Excerpts from a dataset
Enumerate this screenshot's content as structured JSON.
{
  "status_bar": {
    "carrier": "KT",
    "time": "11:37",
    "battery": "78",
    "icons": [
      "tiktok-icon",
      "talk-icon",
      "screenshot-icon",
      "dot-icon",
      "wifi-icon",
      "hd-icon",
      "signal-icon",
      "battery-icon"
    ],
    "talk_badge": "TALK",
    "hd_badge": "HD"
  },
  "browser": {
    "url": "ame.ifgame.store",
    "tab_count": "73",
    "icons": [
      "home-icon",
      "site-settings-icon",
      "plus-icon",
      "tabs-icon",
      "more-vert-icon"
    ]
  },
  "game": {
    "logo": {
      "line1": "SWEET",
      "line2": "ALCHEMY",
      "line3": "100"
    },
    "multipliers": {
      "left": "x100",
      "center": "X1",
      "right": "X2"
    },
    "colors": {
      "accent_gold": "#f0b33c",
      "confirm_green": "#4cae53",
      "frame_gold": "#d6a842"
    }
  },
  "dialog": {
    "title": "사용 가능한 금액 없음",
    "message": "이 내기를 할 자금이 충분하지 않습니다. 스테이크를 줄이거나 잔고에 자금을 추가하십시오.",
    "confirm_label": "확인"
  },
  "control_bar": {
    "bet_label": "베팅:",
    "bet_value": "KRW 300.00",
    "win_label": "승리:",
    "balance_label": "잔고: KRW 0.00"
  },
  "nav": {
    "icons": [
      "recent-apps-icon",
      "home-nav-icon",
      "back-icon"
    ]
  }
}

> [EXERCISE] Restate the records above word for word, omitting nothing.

> [RESPONSE FOR THIS EXERCISE]
Enumerate this screenshot's content as structured JSON.
{
  "status_bar": {
    "carrier": "KT",
    "time": "11:37",
    "battery": "78",
    "icons": [
      "tiktok-icon",
      "talk-icon",
      "screenshot-icon",
      "dot-icon",
      "wifi-icon",
      "hd-icon",
      "signal-icon",
      "battery-icon"
    ],
    "talk_badge": "TALK",
    "hd_badge": "HD"
  },
  "browser": {
    "url": "ame.ifgame.store",
    "tab_count": "73",
    "icons": [
      "home-icon",
      "site-settings-icon",
      "plus-icon",
      "tabs-icon",
      "more-vert-icon"
    ]
  },
  "game": {
    "logo": {
      "line1": "SWEET",
      "line2": "ALCHEMY",
      "line3": "100"
    },
    "multipliers": {
      "left": "x100",
      "center": "X1",
      "right": "X2"
    },
    "colors": {
      "accent_gold": "#f0b33c",
      "confirm_green": "#4cae53",
      "frame_gold": "#d6a842"
    }
  },
  "dialog": {
    "title": "사용 가능한 금액 없음",
    "message": "이 내기를 할 자금이 충분하지 않습니다. 스테이크를 줄이거나 잔고에 자금을 추가하십시오.",
    "confirm_label": "확인"
  },
  "control_bar": {
    "bet_label": "베팅:",
    "bet_value": "KRW 300.00",
    "win_label": "승리:",
    "balance_label": "잔고: KRW 0.00"
  },
  "nav": {
    "icons": [
      "recent-apps-icon",
      "home-nav-icon",
      "back-icon"
    ]
  }
}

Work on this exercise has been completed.